Your goal:
Only the number is wanted: how many lines of these entries contain the word "Specifies"?

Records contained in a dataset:
Content starts

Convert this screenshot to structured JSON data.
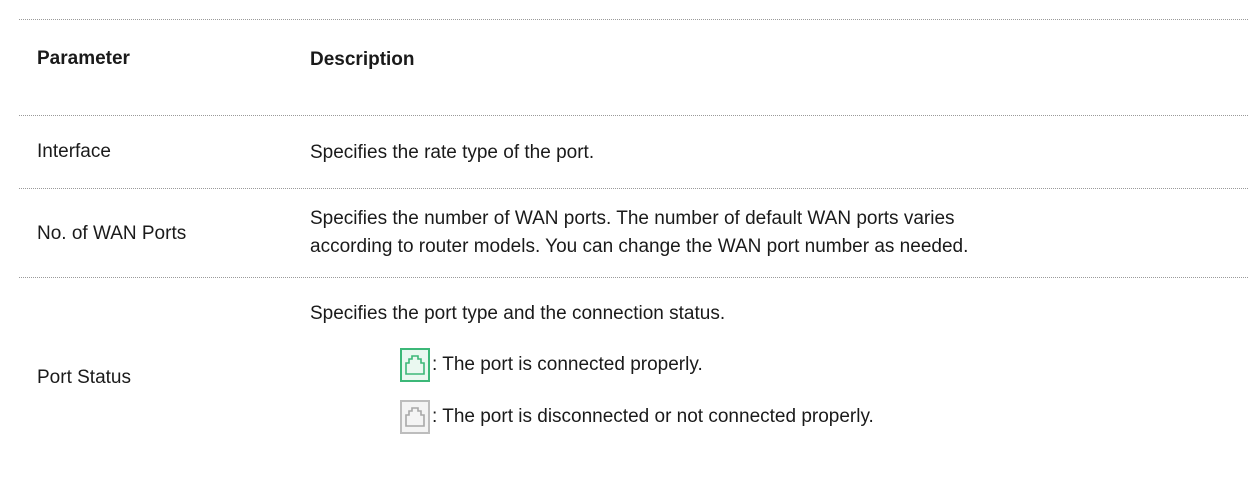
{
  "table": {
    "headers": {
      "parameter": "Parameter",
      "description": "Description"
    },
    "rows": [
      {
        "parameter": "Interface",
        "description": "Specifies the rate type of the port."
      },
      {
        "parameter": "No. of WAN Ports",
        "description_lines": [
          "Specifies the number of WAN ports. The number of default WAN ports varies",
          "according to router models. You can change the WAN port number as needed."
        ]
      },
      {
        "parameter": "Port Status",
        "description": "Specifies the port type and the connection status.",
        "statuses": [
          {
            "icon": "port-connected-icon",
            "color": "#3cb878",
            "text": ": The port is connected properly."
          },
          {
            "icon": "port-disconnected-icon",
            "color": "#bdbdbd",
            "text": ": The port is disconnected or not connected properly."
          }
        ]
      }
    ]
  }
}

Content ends

Written solution:
3